What to work on: Return all of the data exactly as given.

Data for processing:
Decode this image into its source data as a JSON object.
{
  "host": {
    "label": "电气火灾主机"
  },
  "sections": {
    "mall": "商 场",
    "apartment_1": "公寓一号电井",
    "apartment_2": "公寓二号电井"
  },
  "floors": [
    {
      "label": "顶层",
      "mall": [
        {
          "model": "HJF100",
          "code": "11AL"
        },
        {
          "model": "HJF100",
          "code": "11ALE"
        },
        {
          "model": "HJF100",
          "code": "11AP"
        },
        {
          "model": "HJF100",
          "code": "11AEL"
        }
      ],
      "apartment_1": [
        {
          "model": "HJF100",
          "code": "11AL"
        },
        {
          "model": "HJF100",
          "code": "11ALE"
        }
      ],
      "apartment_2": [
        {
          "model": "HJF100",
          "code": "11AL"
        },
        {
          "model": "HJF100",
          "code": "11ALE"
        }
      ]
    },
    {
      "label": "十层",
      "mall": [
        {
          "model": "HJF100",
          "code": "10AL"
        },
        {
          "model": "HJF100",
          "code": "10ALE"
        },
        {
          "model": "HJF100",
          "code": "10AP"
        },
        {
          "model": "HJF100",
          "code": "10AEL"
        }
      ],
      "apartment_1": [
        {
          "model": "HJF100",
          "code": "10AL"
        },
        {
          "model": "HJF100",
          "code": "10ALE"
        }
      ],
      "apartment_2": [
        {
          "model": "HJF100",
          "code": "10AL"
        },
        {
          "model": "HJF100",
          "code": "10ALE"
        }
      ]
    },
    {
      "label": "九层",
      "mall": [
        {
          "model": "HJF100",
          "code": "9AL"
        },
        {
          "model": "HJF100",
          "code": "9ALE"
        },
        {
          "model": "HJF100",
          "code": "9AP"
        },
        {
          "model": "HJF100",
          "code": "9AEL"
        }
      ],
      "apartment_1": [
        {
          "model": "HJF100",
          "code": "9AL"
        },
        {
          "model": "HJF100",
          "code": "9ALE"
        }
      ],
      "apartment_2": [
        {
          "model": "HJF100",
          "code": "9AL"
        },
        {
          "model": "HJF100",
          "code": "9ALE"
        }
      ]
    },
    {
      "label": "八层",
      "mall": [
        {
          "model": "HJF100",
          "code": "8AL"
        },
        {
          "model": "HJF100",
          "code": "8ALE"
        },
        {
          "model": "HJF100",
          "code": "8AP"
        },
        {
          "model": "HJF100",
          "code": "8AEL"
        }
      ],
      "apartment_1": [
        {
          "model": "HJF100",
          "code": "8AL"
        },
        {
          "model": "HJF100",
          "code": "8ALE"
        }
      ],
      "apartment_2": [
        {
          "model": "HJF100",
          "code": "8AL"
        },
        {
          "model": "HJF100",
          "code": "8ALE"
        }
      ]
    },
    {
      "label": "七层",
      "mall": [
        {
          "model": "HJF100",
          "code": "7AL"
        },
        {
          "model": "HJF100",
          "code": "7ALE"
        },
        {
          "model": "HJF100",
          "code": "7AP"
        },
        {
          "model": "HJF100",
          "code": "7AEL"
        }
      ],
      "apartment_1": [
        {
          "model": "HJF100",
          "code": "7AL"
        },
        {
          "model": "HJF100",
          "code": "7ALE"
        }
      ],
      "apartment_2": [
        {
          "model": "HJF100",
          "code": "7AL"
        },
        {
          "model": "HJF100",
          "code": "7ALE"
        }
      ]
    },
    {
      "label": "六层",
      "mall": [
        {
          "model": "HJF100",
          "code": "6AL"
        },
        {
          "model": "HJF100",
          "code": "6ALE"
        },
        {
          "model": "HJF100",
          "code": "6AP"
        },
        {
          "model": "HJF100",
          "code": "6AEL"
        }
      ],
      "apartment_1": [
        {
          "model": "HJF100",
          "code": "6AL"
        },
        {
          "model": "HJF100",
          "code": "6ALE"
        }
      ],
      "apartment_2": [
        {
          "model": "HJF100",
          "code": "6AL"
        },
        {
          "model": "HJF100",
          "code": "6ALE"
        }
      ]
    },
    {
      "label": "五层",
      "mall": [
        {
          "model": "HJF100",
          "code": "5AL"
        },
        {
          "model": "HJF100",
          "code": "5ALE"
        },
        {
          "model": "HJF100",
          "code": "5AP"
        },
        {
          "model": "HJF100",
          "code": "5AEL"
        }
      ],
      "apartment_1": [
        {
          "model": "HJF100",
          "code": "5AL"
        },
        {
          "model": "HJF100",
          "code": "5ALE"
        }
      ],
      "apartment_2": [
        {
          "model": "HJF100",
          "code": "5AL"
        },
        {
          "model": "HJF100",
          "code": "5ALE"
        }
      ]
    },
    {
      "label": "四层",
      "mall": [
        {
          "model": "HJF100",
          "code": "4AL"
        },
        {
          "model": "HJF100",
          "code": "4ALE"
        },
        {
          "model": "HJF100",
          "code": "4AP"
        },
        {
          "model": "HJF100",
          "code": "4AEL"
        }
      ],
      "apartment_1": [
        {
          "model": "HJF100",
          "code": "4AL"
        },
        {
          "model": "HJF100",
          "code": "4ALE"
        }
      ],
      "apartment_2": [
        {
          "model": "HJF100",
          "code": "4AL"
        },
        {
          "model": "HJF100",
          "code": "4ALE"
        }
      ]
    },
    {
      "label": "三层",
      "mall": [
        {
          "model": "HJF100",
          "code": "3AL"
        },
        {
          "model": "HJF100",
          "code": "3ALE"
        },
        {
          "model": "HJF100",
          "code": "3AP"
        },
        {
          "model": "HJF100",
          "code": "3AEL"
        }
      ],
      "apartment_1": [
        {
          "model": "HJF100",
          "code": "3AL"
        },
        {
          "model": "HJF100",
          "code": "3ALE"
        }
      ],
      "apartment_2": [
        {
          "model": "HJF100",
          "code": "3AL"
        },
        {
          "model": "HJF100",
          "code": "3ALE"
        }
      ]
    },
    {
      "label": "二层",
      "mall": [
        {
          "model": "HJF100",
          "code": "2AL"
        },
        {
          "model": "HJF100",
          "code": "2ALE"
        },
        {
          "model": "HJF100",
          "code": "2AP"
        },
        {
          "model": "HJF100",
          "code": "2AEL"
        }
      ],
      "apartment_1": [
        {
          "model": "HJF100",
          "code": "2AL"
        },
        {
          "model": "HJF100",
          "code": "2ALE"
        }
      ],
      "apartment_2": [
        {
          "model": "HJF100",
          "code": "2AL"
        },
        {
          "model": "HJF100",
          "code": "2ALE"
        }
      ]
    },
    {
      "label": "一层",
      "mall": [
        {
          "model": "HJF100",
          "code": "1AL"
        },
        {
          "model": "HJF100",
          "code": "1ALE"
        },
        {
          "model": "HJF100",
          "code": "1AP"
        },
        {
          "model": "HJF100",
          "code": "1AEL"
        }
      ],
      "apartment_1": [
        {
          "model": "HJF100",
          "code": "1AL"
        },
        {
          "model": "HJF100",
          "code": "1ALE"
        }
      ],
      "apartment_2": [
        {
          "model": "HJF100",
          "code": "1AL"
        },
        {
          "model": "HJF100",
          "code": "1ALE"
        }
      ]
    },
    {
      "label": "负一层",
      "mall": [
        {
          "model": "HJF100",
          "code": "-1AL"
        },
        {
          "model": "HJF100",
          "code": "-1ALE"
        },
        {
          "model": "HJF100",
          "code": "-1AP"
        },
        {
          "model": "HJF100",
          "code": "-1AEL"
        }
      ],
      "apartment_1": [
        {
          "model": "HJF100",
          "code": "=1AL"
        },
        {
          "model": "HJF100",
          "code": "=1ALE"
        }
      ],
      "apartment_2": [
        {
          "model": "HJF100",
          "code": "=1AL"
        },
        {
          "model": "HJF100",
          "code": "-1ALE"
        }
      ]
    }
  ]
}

Solution:
Decode this image into its source data as a JSON object.
{
  "host": {
    "label": "电气火灾主机"
  },
  "sections": {
    "mall": "商 场",
    "apartment_1": "公寓一号电井",
    "apartment_2": "公寓二号电井"
  },
  "floors": [
    {
      "label": "顶层",
      "mall": [
        {
          "model": "HJF100",
          "code": "11AL"
        },
        {
          "model": "HJF100",
          "code": "11ALE"
        },
        {
          "model": "HJF100",
          "code": "11AP"
        },
        {
          "model": "HJF100",
          "code": "11AEL"
        }
      ],
      "apartment_1": [
        {
          "model": "HJF100",
          "code": "11AL"
        },
        {
          "model": "HJF100",
          "code": "11ALE"
        }
      ],
      "apartment_2": [
        {
          "model": "HJF100",
          "code": "11AL"
        },
        {
          "model": "HJF100",
          "code": "11ALE"
        }
      ]
    },
    {
      "label": "十层",
      "mall": [
        {
          "model": "HJF100",
          "code": "10AL"
        },
        {
          "model": "HJF100",
          "code": "10ALE"
        },
        {
          "model": "HJF100",
          "code": "10AP"
        },
        {
          "model": "HJF100",
          "code": "10AEL"
        }
      ],
      "apartment_1": [
        {
          "model": "HJF100",
          "code": "10AL"
        },
        {
          "model": "HJF100",
          "code": "10ALE"
        }
      ],
      "apartment_2": [
        {
          "model": "HJF100",
          "code": "10AL"
        },
        {
          "model": "HJF100",
          "code": "10ALE"
        }
      ]
    },
    {
      "label": "九层",
      "mall": [
        {
          "model": "HJF100",
          "code": "9AL"
        },
        {
          "model": "HJF100",
          "code": "9ALE"
        },
        {
          "model": "HJF100",
          "code": "9AP"
        },
        {
          "model": "HJF100",
          "code": "9AEL"
        }
      ],
      "apartment_1": [
        {
          "model": "HJF100",
          "code": "9AL"
        },
        {
          "model": "HJF100",
          "code": "9ALE"
        }
      ],
      "apartment_2": [
        {
          "model": "HJF100",
          "code": "9AL"
        },
        {
          "model": "HJF100",
          "code": "9ALE"
        }
      ]
    },
    {
      "label": "八层",
      "mall": [
        {
          "model": "HJF100",
          "code": "8AL"
        },
        {
          "model": "HJF100",
          "code": "8ALE"
        },
        {
          "model": "HJF100",
          "code": "8AP"
        },
        {
          "model": "HJF100",
          "code": "8AEL"
        }
      ],
      "apartment_1": [
        {
          "model": "HJF100",
          "code": "8AL"
        },
        {
          "model": "HJF100",
          "code": "8ALE"
        }
      ],
      "apartment_2": [
        {
          "model": "HJF100",
          "code": "8AL"
        },
        {
          "model": "HJF100",
          "code": "8ALE"
        }
      ]
    },
    {
      "label": "七层",
      "mall": [
        {
          "model": "HJF100",
          "code": "7AL"
        },
        {
          "model": "HJF100",
          "code": "7ALE"
        },
        {
          "model": "HJF100",
          "code": "7AP"
        },
        {
          "model": "HJF100",
          "code": "7AEL"
        }
      ],
      "apartment_1": [
        {
          "model": "HJF100",
          "code": "7AL"
        },
        {
          "model": "HJF100",
          "code": "7ALE"
        }
      ],
      "apartment_2": [
        {
          "model": "HJF100",
          "code": "7AL"
        },
        {
          "model": "HJF100",
          "code": "7ALE"
        }
      ]
    },
    {
      "label": "六层",
      "mall": [
        {
          "model": "HJF100",
          "code": "6AL"
        },
        {
          "model": "HJF100",
          "code": "6ALE"
        },
        {
          "model": "HJF100",
          "code": "6AP"
        },
        {
          "model": "HJF100",
          "code": "6AEL"
        }
      ],
      "apartment_1": [
        {
          "model": "HJF100",
          "code": "6AL"
        },
        {
          "model": "HJF100",
          "code": "6ALE"
        }
      ],
      "apartment_2": [
        {
          "model": "HJF100",
          "code": "6AL"
        },
        {
          "model": "HJF100",
          "code": "6ALE"
        }
      ]
    },
    {
      "label": "五层",
      "mall": [
        {
          "model": "HJF100",
          "code": "5AL"
        },
        {
          "model": "HJF100",
          "code": "5ALE"
        },
        {
          "model": "HJF100",
          "code": "5AP"
        },
        {
          "model": "HJF100",
          "code": "5AEL"
        }
      ],
      "apartment_1": [
        {
          "model": "HJF100",
          "code": "5AL"
        },
        {
          "model": "HJF100",
          "code": "5ALE"
        }
      ],
      "apartment_2": [
        {
          "model": "HJF100",
          "code": "5AL"
        },
        {
          "model": "HJF100",
          "code": "5ALE"
        }
      ]
    },
    {
      "label": "四层",
      "mall": [
        {
          "model": "HJF100",
          "code": "4AL"
        },
        {
          "model": "HJF100",
          "code": "4ALE"
        },
        {
          "model": "HJF100",
          "code": "4AP"
        },
        {
          "model": "HJF100",
          "code": "4AEL"
        }
      ],
      "apartment_1": [
        {
          "model": "HJF100",
          "code": "4AL"
        },
        {
          "model": "HJF100",
          "code": "4ALE"
        }
      ],
      "apartment_2": [
        {
          "model": "HJF100",
          "code": "4AL"
        },
        {
          "model": "HJF100",
          "code": "4ALE"
        }
      ]
    },
    {
      "label": "三层",
      "mall": [
        {
          "model": "HJF100",
          "code": "3AL"
        },
        {
          "model": "HJF100",
          "code": "3ALE"
        },
        {
          "model": "HJF100",
          "code": "3AP"
        },
        {
          "model": "HJF100",
          "code": "3AEL"
        }
      ],
      "apartment_1": [
        {
          "model": "HJF100",
          "code": "3AL"
        },
        {
          "model": "HJF100",
          "code": "3ALE"
        }
      ],
      "apartment_2": [
        {
          "model": "HJF100",
          "code": "3AL"
        },
        {
          "model": "HJF100",
          "code": "3ALE"
        }
      ]
    },
    {
      "label": "二层",
      "mall": [
        {
          "model": "HJF100",
          "code": "2AL"
        },
        {
          "model": "HJF100",
          "code": "2ALE"
        },
        {
          "model": "HJF100",
          "code": "2AP"
        },
        {
          "model": "HJF100",
          "code": "2AEL"
        }
      ],
      "apartment_1": [
        {
          "model": "HJF100",
          "code": "2AL"
        },
        {
          "model": "HJF100",
          "code": "2ALE"
        }
      ],
      "apartment_2": [
        {
          "model": "HJF100",
          "code": "2AL"
        },
        {
          "model": "HJF100",
          "code": "2ALE"
        }
      ]
    },
    {
      "label": "一层",
      "mall": [
        {
          "model": "HJF100",
          "code": "1AL"
        },
        {
          "model": "HJF100",
          "code": "1ALE"
        },
        {
          "model": "HJF100",
          "code": "1AP"
        },
        {
          "model": "HJF100",
          "code": "1AEL"
        }
      ],
      "apartment_1": [
        {
          "model": "HJF100",
          "code": "1AL"
        },
        {
          "model": "HJF100",
          "code": "1ALE"
        }
      ],
      "apartment_2": [
        {
          "model": "HJF100",
          "code": "1AL"
        },
        {
          "model": "HJF100",
          "code": "1ALE"
        }
      ]
    },
    {
      "label": "负一层",
      "mall": [
        {
          "model": "HJF100",
          "code": "-1AL"
        },
        {
          "model": "HJF100",
          "code": "-1ALE"
        },
        {
          "model": "HJF100",
          "code": "-1AP"
        },
        {
          "model": "HJF100",
          "code": "-1AEL"
        }
      ],
      "apartment_1": [
        {
          "model": "HJF100",
          "code": "=1AL"
        },
        {
          "model": "HJF100",
          "code": "=1ALE"
        }
      ],
      "apartment_2": [
        {
          "model": "HJF100",
          "code": "=1AL"
        },
        {
          "model": "HJF100",
          "code": "-1ALE"
        }
      ]
    }
  ]
}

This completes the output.